Ledford continued, though, adding that despite potential legislation aimed at curbing gun violence, "We can write all the laws we want to, but until we get serious as a community, not just the Chattanooga Police Department, that means parents, too, all the laws in the world aren't going to change this. We need some parents to step up."
Chattanooga resident Joe Hunter, also known locally as Uncle Joe — who said he was tapped by former Mayor Andy Berke and former Police Chief David Roddy to mentor and work with at-risk youth in the city — said he lacks help from officials that would help maximize his impact.
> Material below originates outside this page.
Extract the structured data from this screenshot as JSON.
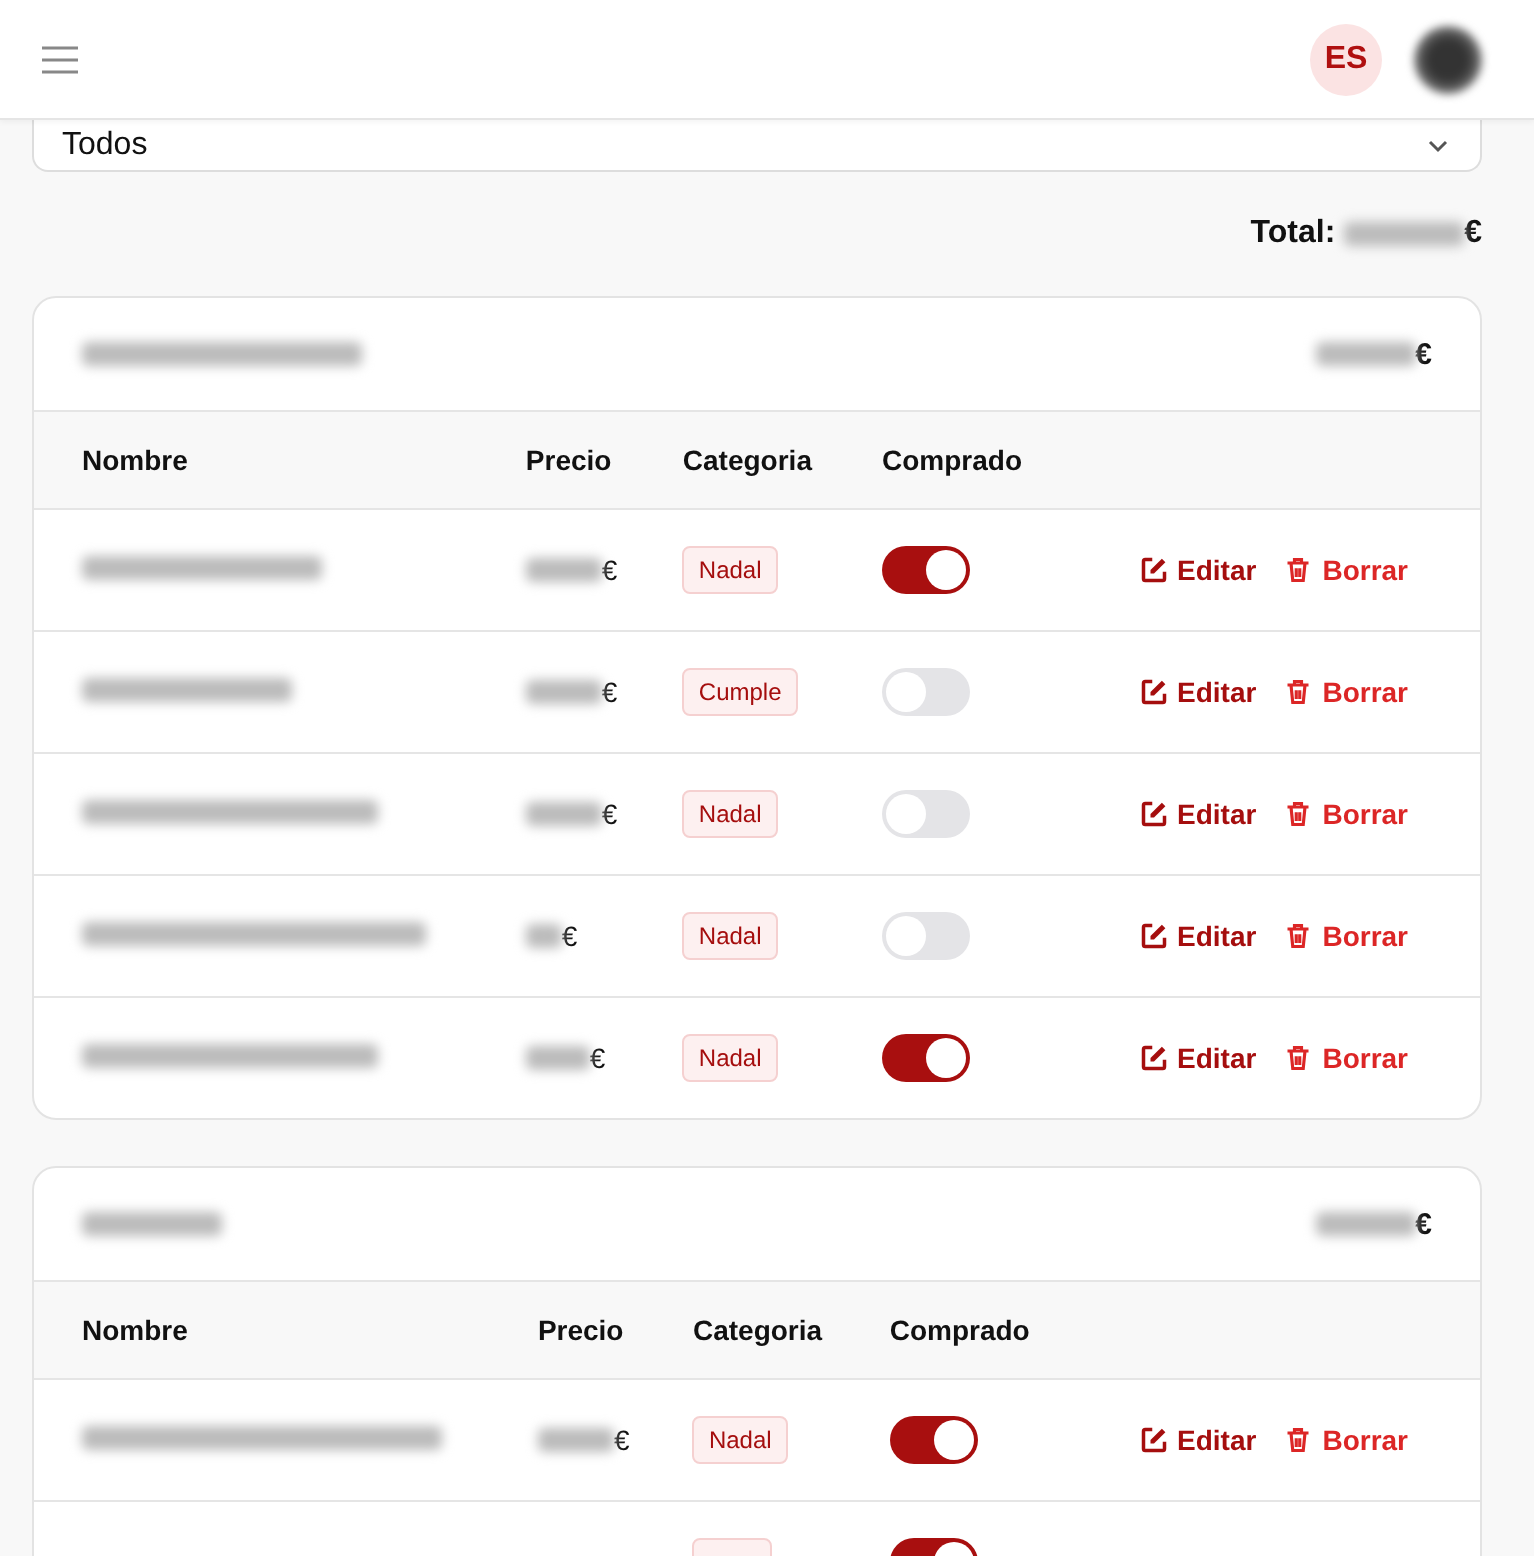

"I'm still in need of the same things I requested five years ago," Hunter said. "I'm still doing this work by myself. And I still need more resources to continue We need some help. I can't do it all by myself and I'm tired of doing it, frankly, by myself. You've got about two more years out of me at best. So I would suggest that you take my expertise and allow me to train some people and make a program for youth services. If you look in your city budget and don't see money itemized for youth services, then you're not giving your youth citizens due just."
Chattanooga resident Audrey Ramsey went on to describe how the violence is disproportionately impacting the local Black community.
"I don't need to repeat the tragedies of recent gun violence over the past weekend appearing around this country, and my heart breaks for the victims," Ramsey said. "But when I returned home about 3 1/2 years ago, it was obvious to me that the African American community here in Chattanooga is living in fear Hopelessness is a dangerous mindset. Children have no respect for life. They don't fear death. Most parents are not parenting, and teachers are leaving the schools in droves."
What needs to be done, she said, is increasing investments into children, their parents and the teachers who work with them on a daily basis.
Toward the end of Tuesday's council meeting, Chattanooga Police Sgt. Jason Holmes announced that an event that has been months in the making will take place in late June — something that could help garner the community support needed to make a change in Chattanooga.
The event, a three-on-three basketball tournament for students ranging from fourth grade to 12th grade, will take place from noon to 6 p.m. on June 26 at the Avondale Community Center. Food, prizes and a DJ will also be present at the event.
In the near future, residents will be able to register for the event online, Holmes said, and in-person registration will also be available.
"It's a great opportunity for everybody here who has decided that they want to be a part of something to change the community to come out and be amongst the kids and the youth," he said, "and also parents that will be available to share what experiences you have, whatever services you have, whatever resources you have."